After a stint in jail, being reduced to stuffing a whole salmon into his Santa suit (don’t ask, you have to see)¬†and attempting to take his own life, he realizes how shallow his life has been. By coming together with Billy Ray, Coleman and Ophelia he finds out it’s friends and the love of a good woman that really counts.

An incredibly important life and Gratitude lesson!

tradingplacesgratitude

However, if you can get rich with your friends and give payback to those who’ve done you wrong (Dukes) go for it!¬†ūüėé

 

“Looking good Billy Ray!”

 

 

“Say it Loud” – The Godfather of Soul

“Get on Up” today, not sure what to say.

Complicated man, how to portray?

Right to wrong, from wrong to right.

What the people say? ¬†He’s Mr. Dynamite!

Laid to rest, Lord can it be?  Deserves respect. Lord let it be.

DonnaMarie Woodson

Get on Up

Get on Up is the new biopic directed by Tate Taylor and chronicles the life and career of “The Godfather of Soul” James Brown. ¬†Chadwick Boseman portrays Brown and channels his essence through his speech, gait and definitely in his dance moves.

The film employs several devices to tell the story. ¬†“Breaking the 4th wall” as the actor speaks directly into the camera to make commentary, “flashbacks” to early childhood traumas and “internal monologues” from Brown’s child self.

¬†The supporting cast serve as witnesses and testifiers and underscore the storytelling. Jordan and Jamarion Scott portray “little James Brown.” ¬†Their performance was both moving and haunting. Being able to convey the harshness of Brown’s early life enables the audience to empathize with the complexities of James Brown’s personality and relationships.

Directed by Tate Taylor
Produced by Brian Grazer
Mick Jagger
Tate Taylor
Starring

¬†“Susie” (Viola Davis)¬†Brown’s mother’s performance was intense and desperate. Through her we see a¬†psyche¬†damaged by life and circumstances.

“Bobby Bird” (Nelsan Ellis) was a lifeline throughout Brown’s career. Proof that we all need support. No one can make it totally on their own. (even if YOU think so)
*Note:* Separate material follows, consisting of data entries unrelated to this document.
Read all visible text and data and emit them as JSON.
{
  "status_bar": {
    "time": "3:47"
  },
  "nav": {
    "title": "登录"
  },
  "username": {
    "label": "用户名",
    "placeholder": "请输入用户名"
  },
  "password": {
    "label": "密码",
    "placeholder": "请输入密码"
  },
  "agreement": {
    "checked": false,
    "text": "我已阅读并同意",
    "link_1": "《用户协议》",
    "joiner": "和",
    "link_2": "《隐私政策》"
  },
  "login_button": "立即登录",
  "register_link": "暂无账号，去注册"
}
James Brown has been a huge influence on a myriad of musical acts including Michael Jackson, Prince and The Rolling Stones. “Make it Funky” wasn’t only a song lyric but also a musical credo for – as he insisted on being addressed – Mr. Brown.
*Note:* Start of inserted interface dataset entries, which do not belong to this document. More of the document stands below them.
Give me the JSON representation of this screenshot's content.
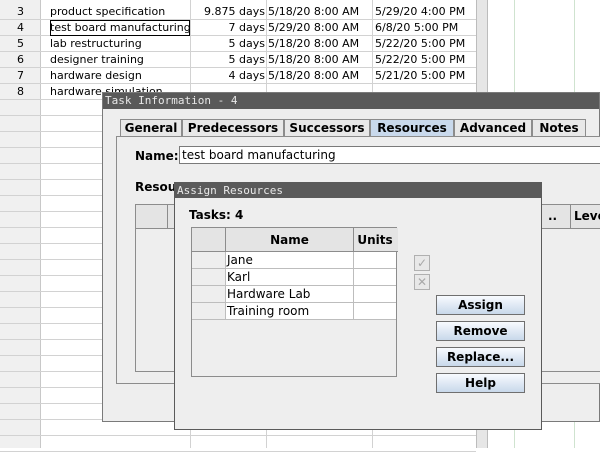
{
  "task_table": {
    "rows": [
      {
        "num": "3",
        "name": "product specification",
        "duration": "9.875 days",
        "start": "5/18/20 8:00 AM",
        "finish": "5/29/20 4:00 PM"
      },
      {
        "num": "4",
        "name": "test board manufacturing",
        "duration": "7 days",
        "start": "5/29/20 8:00 AM",
        "finish": "6/8/20 5:00 PM"
      },
      {
        "num": "5",
        "name": "lab restructuring",
        "duration": "5 days",
        "start": "5/18/20 8:00 AM",
        "finish": "5/22/20 5:00 PM"
      },
      {
        "num": "6",
        "name": "designer training",
        "duration": "5 days",
        "start": "5/18/20 8:00 AM",
        "finish": "5/22/20 5:00 PM"
      },
      {
        "num": "7",
        "name": "hardware design",
        "duration": "4 days",
        "start": "5/18/20 8:00 AM",
        "finish": "5/21/20 5:00 PM"
      },
      {
        "num": "8",
        "name": "hardware simulation",
        "duration": "",
        "start": "",
        "finish": ""
      }
    ]
  },
  "task_info_dialog": {
    "title": "Task Information - 4",
    "tabs": [
      {
        "label": "General"
      },
      {
        "label": "Predecessors"
      },
      {
        "label": "Successors"
      },
      {
        "label": "Resources"
      },
      {
        "label": "Advanced"
      },
      {
        "label": "Notes"
      }
    ],
    "active_tab": "Resources",
    "name_label": "Name:",
    "name_value": "test board manufacturing",
    "resources_label": "Resou",
    "table_header_partial": "..",
    "table_header_leveling": "Leveli"
  },
  "assign_dialog": {
    "title": "Assign Resources",
    "tasks_label": "Tasks: 4",
    "columns": {
      "name": "Name",
      "units": "Units"
    },
    "resources": [
      {
        "name": "Jane",
        "units": ""
      },
      {
        "name": "Karl",
        "units": ""
      },
      {
        "name": "Hardware Lab",
        "units": ""
      },
      {
        "name": "Training room",
        "units": ""
      }
    ],
    "buttons": {
      "assign": "Assign",
      "remove": "Remove",
      "replace": "Replace...",
      "help": "Help"
    },
    "icons": {
      "check": "check-icon",
      "delete": "delete-icon"
    }
  }
}
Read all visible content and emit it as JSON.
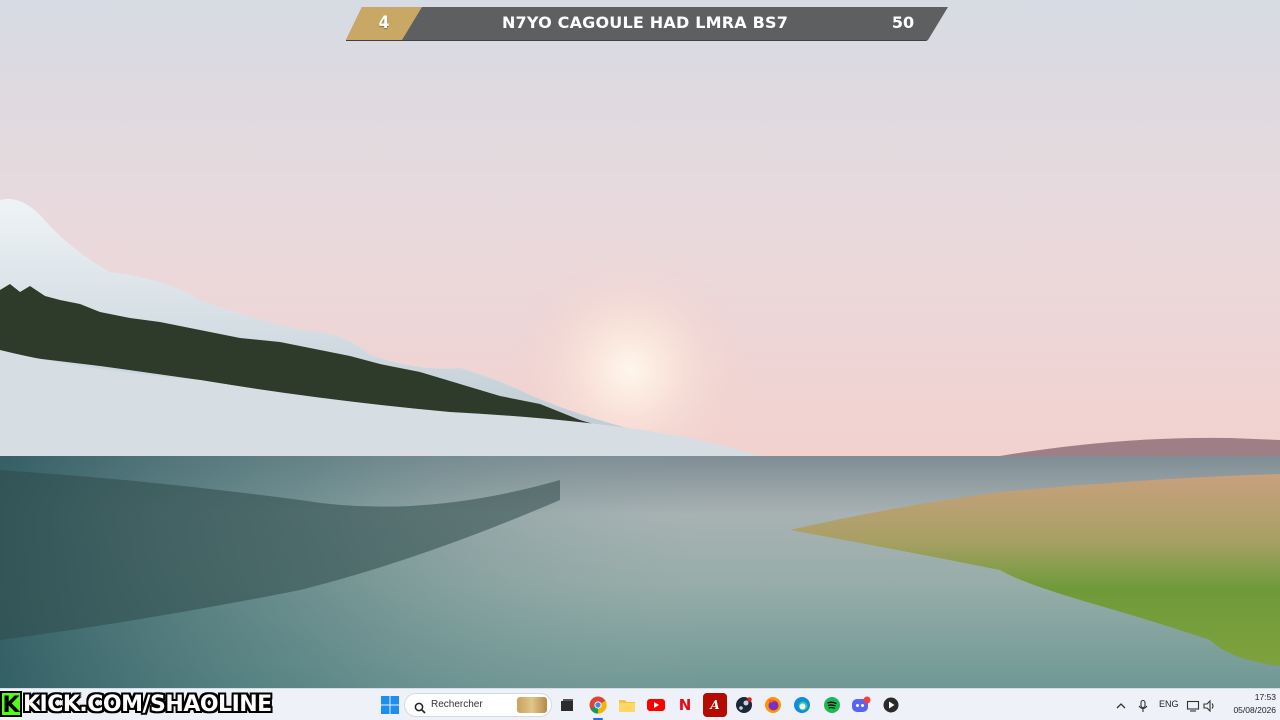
{
  "overlay": {
    "score_bar": {
      "rank": "4",
      "title": "N7YO CAGOULE HAD LMRA BS7",
      "score": "50"
    },
    "kick_banner": {
      "logo_letter": "K",
      "url": "KICK.COM/SHAOLINE",
      "accent": "#53fc18"
    }
  },
  "taskbar": {
    "search_placeholder": "Rechercher",
    "apps": [
      {
        "name": "start",
        "icon": "windows-start-icon"
      },
      {
        "name": "search",
        "icon": "search-icon"
      },
      {
        "name": "task-view",
        "icon": "task-view-icon"
      },
      {
        "name": "chrome",
        "icon": "chrome-icon"
      },
      {
        "name": "file-explorer",
        "icon": "folder-icon"
      },
      {
        "name": "youtube",
        "icon": "youtube-icon"
      },
      {
        "name": "netflix",
        "icon": "netflix-icon",
        "glyph": "N"
      },
      {
        "name": "acrobat",
        "icon": "acrobat-icon",
        "glyph": "A"
      },
      {
        "name": "steam",
        "icon": "steam-icon"
      },
      {
        "name": "firefox",
        "icon": "firefox-icon"
      },
      {
        "name": "edge",
        "icon": "edge-icon"
      },
      {
        "name": "spotify",
        "icon": "spotify-icon"
      },
      {
        "name": "discord",
        "icon": "discord-icon"
      },
      {
        "name": "media-player",
        "icon": "play-icon"
      }
    ],
    "tray": {
      "language": "ENG",
      "time": "17:53",
      "date": "05/08/2026"
    }
  },
  "colors": {
    "score_bar_bg": "#5e5f60",
    "score_bar_accent": "#c9a765",
    "taskbar_bg": "#eef1f7"
  }
}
James Brown was also influential politically playing to a crowd at the Boston Garden after Martin Luther King was assassinated in 1968. He was able to calm the crowd and reminded them as black people we should respect one another. My personal favorite memory is the song “Say it Loud – I’m Black and I’m Proud.” I had an English teacher who had us dissect the song and express how it made us feel. At that time referring to one’s self as Black was radical. We were still being referred to as Negroes. This song compelled youth to recognize our importance and power.
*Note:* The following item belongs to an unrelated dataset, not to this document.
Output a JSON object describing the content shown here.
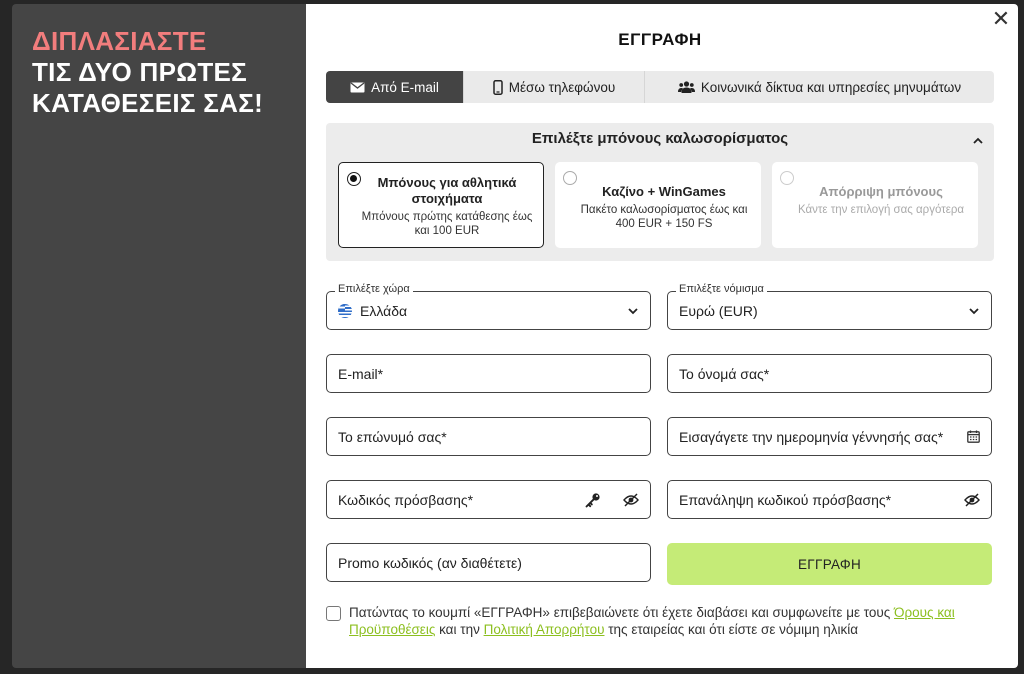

James Brown recorded 16 number-one singles on the Billboard R&B charts. Brown was also honored by many institutions including inductions into the Rock and Roll Hall of Fame and Songwriters Hall of Fame.  Mr. Brown is ranked seventh on the music magazine Rolling Stones list of its 100 greatest artists of all time.

Call him a genius, crazy, or just a complicated man, “Mr. Please, Please, Please, “The Hardest Working Man in Show Business,” “Mr. Dynamite,” “The Godfather of Soul” was an artist, force and important contributor to our musical and political landscape. ¬†That significance deserves to be remembered and celebrated.